The website Inside Higher Ed quotes a lawyer who disagrees with the court’s decision -- and questions their motives.
“This ruling almost suggests that, if you’ve successfully evaded a law, then you’ve evaded it … It’s illogical to think that Congress passed this statute to make it easy for a state to evade enforcement. … The court came into this case saying, ‘Let’s find a way to uphold the California statute’ from the start.”
Yet even as the decision is being touted as a win for undocumented students in the United States, a writer for the non-profit California Watch says it still isn’t enough.

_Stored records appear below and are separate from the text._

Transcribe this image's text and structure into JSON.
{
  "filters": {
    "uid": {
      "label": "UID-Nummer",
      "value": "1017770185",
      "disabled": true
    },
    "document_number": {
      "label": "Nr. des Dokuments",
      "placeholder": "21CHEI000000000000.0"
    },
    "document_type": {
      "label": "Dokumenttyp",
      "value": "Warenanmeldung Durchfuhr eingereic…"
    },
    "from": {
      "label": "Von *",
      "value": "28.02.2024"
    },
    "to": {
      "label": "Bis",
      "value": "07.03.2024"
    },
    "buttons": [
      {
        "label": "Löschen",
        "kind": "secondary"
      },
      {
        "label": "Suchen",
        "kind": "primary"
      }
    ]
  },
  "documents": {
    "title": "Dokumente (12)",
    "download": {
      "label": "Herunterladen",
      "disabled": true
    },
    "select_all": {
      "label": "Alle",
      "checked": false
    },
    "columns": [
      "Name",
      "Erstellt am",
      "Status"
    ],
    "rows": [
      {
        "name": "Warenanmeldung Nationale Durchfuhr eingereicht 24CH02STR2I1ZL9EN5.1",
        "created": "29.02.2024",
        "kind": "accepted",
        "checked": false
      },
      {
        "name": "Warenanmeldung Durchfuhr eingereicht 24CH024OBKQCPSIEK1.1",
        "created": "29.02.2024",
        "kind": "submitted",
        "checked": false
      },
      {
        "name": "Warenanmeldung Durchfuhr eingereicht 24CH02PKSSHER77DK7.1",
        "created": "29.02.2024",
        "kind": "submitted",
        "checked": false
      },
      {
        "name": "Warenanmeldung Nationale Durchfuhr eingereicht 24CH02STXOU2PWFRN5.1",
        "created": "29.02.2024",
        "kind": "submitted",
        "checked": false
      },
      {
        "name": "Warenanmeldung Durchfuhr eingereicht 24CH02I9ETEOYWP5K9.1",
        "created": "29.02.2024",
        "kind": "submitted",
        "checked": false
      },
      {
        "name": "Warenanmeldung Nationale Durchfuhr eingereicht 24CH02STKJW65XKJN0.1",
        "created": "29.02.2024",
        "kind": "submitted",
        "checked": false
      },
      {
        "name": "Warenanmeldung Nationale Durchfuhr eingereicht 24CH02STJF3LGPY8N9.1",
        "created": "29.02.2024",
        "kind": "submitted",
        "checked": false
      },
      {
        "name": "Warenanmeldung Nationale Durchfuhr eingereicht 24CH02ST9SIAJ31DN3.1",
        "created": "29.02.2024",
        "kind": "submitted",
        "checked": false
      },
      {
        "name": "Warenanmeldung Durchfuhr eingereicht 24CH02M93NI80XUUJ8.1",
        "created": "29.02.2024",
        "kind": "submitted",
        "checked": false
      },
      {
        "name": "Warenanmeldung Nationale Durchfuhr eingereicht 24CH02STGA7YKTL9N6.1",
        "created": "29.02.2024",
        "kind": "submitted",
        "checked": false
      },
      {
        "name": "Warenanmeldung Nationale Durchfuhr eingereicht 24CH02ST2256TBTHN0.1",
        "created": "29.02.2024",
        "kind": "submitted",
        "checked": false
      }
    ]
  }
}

“[W]ithout authorization to work in the U.S., young college graduates will have a hard time using their college qualifications to get a job that matches their skill level – if they can find a job at all.”
And a writer for the Examiner points out a quote - ”cruel irony” to the ruling.
“...tuition is being increased to record levels. ... Such general increases will place even more students, documented and undocumented, in jeopardy of losing access to public higher education.”
A USC publication reports 70 percent of the students covered under the controversial law are either U.S. citizens or documented immigrants -- implying 30 percent may not be legal. But the LA Times says just 1 percent of California’s overall university population qualifies for it.
The case is expected to go to the U.S. Supreme Court, whose ruling could affect similar laws in nine other U.S. states.
Congratulations to Tim Armstrong of the University of California, Santa Barbara. His submission of the celebrated “Undie Run” has secured his spot in our final three, for the “My School is Too Cool” video contest. Watch for the new tradition that is starting at UCSB when deciding on where to purchase textbooks!
Two out of three American teens are stressed and many don't feel equipped to handle it. When school is in session, teens are the most stressed group in the country. But the good news is, happiness skills can be learned, according to LG Electronics and the Greater Good Science Center at University of California Berkeley.
Flying right above the UCR campus